• _Directions_: Print each of the records below, leaving every word as it is.

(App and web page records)
>>>>>

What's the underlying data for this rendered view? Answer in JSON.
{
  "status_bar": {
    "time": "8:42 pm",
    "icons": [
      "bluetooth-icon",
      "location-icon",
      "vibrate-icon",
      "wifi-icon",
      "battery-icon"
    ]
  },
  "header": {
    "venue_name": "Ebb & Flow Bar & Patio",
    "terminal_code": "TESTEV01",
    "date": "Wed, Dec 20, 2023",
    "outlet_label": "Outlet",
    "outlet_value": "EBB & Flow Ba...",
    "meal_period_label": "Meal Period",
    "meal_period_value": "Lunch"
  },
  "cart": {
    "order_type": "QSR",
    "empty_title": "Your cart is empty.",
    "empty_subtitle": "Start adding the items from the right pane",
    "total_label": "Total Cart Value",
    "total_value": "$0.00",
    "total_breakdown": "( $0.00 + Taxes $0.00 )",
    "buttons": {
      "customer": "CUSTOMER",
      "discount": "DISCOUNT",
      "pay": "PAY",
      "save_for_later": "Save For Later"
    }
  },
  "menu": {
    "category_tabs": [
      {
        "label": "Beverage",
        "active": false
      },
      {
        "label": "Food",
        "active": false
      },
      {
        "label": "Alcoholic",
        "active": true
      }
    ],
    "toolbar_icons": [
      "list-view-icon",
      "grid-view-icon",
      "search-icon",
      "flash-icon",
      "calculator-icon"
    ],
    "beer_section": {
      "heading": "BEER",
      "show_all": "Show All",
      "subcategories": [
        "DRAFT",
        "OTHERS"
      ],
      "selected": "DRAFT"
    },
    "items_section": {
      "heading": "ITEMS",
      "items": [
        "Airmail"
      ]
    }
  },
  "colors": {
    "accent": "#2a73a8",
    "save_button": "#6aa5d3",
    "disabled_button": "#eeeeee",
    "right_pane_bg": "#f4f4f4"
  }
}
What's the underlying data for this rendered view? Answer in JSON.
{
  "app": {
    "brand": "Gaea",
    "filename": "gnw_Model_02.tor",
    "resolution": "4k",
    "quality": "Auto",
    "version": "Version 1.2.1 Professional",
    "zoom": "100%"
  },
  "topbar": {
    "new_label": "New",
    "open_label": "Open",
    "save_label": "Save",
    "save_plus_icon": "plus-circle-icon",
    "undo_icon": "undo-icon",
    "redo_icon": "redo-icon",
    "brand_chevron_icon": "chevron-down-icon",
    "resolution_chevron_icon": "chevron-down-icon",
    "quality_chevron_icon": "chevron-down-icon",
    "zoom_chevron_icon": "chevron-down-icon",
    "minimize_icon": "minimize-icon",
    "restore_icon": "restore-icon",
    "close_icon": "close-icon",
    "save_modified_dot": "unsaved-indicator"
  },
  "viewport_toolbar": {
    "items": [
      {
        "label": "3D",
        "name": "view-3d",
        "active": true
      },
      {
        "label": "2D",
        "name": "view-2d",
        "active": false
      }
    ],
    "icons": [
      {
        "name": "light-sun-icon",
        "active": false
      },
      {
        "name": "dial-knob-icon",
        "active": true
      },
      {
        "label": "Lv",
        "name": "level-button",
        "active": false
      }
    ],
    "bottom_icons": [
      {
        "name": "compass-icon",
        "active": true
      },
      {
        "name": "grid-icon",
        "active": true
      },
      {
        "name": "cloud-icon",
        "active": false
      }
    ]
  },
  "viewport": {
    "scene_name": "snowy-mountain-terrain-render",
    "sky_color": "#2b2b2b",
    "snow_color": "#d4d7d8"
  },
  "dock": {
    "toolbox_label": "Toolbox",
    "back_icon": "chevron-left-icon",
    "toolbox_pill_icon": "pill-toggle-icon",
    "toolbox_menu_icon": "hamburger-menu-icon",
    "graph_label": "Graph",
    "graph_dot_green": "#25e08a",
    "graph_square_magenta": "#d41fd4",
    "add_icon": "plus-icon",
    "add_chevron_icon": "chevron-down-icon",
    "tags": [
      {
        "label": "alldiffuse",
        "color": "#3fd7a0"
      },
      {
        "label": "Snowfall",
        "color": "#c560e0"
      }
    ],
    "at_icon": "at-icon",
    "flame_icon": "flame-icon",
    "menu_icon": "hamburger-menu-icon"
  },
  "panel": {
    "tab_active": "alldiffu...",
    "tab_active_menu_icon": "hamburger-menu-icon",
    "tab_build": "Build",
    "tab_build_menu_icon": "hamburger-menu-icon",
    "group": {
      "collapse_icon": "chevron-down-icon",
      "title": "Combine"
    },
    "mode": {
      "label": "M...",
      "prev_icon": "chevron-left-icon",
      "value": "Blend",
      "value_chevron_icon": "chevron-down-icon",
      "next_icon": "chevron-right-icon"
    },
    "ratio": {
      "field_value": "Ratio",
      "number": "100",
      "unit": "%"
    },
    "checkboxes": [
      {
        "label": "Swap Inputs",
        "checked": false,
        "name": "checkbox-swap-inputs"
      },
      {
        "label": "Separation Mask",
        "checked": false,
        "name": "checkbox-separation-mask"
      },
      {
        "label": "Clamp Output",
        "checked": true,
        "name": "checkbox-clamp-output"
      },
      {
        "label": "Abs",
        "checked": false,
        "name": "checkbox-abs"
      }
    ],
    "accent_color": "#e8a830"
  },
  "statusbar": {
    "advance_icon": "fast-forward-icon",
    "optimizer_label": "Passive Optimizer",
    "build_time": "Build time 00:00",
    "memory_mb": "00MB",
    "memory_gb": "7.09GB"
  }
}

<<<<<

• _Exercise solution_:
What's the underlying data for this rendered view? Answer in JSON.
{
  "status_bar": {
    "time": "8:42 pm",
    "icons": [
      "bluetooth-icon",
      "location-icon",
      "vibrate-icon",
      "wifi-icon",
      "battery-icon"
    ]
  },
  "header": {
    "venue_name": "Ebb & Flow Bar & Patio",
    "terminal_code": "TESTEV01",
    "date": "Wed, Dec 20, 2023",
    "outlet_label": "Outlet",
    "outlet_value": "EBB & Flow Ba...",
    "meal_period_label": "Meal Period",
    "meal_period_value": "Lunch"
  },
  "cart": {
    "order_type": "QSR",
    "empty_title": "Your cart is empty.",
    "empty_subtitle": "Start adding the items from the right pane",
    "total_label": "Total Cart Value",
    "total_value": "$0.00",
    "total_breakdown": "( $0.00 + Taxes $0.00 )",
    "buttons": {
      "customer": "CUSTOMER",
      "discount": "DISCOUNT",
      "pay": "PAY",
      "save_for_later": "Save For Later"
    }
  },
  "menu": {
    "category_tabs": [
      {
        "label": "Beverage",
        "active": false
      },
      {
        "label": "Food",
        "active": false
      },
      {
        "label": "Alcoholic",
        "active": true
      }
    ],
    "toolbar_icons": [
      "list-view-icon",
      "grid-view-icon",
      "search-icon",
      "flash-icon",
      "calculator-icon"
    ],
    "beer_section": {
      "heading": "BEER",
      "show_all": "Show All",
      "subcategories": [
        "DRAFT",
        "OTHERS"
      ],
      "selected": "DRAFT"
    },
    "items_section": {
      "heading": "ITEMS",
      "items": [
        "Airmail"
      ]
    }
  },
  "colors": {
    "accent": "#2a73a8",
    "save_button": "#6aa5d3",
    "disabled_button": "#eeeeee",
    "right_pane_bg": "#f4f4f4"
  }
}
What's the underlying data for this rendered view? Answer in JSON.
{
  "app": {
    "brand": "Gaea",
    "filename": "gnw_Model_02.tor",
    "resolution": "4k",
    "quality": "Auto",
    "version": "Version 1.2.1 Professional",
    "zoom": "100%"
  },
  "topbar": {
    "new_label": "New",
    "open_label": "Open",
    "save_label": "Save",
    "save_plus_icon": "plus-circle-icon",
    "undo_icon": "undo-icon",
    "redo_icon": "redo-icon",
    "brand_chevron_icon": "chevron-down-icon",
    "resolution_chevron_icon": "chevron-down-icon",
    "quality_chevron_icon": "chevron-down-icon",
    "zoom_chevron_icon": "chevron-down-icon",
    "minimize_icon": "minimize-icon",
    "restore_icon": "restore-icon",
    "close_icon": "close-icon",
    "save_modified_dot": "unsaved-indicator"
  },
  "viewport_toolbar": {
    "items": [
      {
        "label": "3D",
        "name": "view-3d",
        "active": true
      },
      {
        "label": "2D",
        "name": "view-2d",
        "active": false
      }
    ],
    "icons": [
      {
        "name": "light-sun-icon",
        "active": false
      },
      {
        "name": "dial-knob-icon",
        "active": true
      },
      {
        "label": "Lv",
        "name": "level-button",
        "active": false
      }
    ],
    "bottom_icons": [
      {
        "name": "compass-icon",
        "active": true
      },
      {
        "name": "grid-icon",
        "active": true
      },
      {
        "name": "cloud-icon",
        "active": false
      }
    ]
  },
  "viewport": {
    "scene_name": "snowy-mountain-terrain-render",
    "sky_color": "#2b2b2b",
    "snow_color": "#d4d7d8"
  },
  "dock": {
    "toolbox_label": "Toolbox",
    "back_icon": "chevron-left-icon",
    "toolbox_pill_icon": "pill-toggle-icon",
    "toolbox_menu_icon": "hamburger-menu-icon",
    "graph_label": "Graph",
    "graph_dot_green": "#25e08a",
    "graph_square_magenta": "#d41fd4",
    "add_icon": "plus-icon",
    "add_chevron_icon": "chevron-down-icon",
    "tags": [
      {
        "label": "alldiffuse",
        "color": "#3fd7a0"
      },
      {
        "label": "Snowfall",
        "color": "#c560e0"
      }
    ],
    "at_icon": "at-icon",
    "flame_icon": "flame-icon",
    "menu_icon": "hamburger-menu-icon"
  },
  "panel": {
    "tab_active": "alldiffu...",
    "tab_active_menu_icon": "hamburger-menu-icon",
    "tab_build": "Build",
    "tab_build_menu_icon": "hamburger-menu-icon",
    "group": {
      "collapse_icon": "chevron-down-icon",
      "title": "Combine"
    },
    "mode": {
      "label": "M...",
      "prev_icon": "chevron-left-icon",
      "value": "Blend",
      "value_chevron_icon": "chevron-down-icon",
      "next_icon": "chevron-right-icon"
    },
    "ratio": {
      "field_value": "Ratio",
      "number": "100",
      "unit": "%"
    },
    "checkboxes": [
      {
        "label": "Swap Inputs",
        "checked": false,
        "name": "checkbox-swap-inputs"
      },
      {
        "label": "Separation Mask",
        "checked": false,
        "name": "checkbox-separation-mask"
      },
      {
        "label": "Clamp Output",
        "checked": true,
        "name": "checkbox-clamp-output"
      },
      {
        "label": "Abs",
        "checked": false,
        "name": "checkbox-abs"
      }
    ],
    "accent_color": "#e8a830"
  },
  "statusbar": {
    "advance_icon": "fast-forward-icon",
    "optimizer_label": "Passive Optimizer",
    "build_time": "Build time 00:00",
    "memory_mb": "00MB",
    "memory_gb": "7.09GB"
  }
}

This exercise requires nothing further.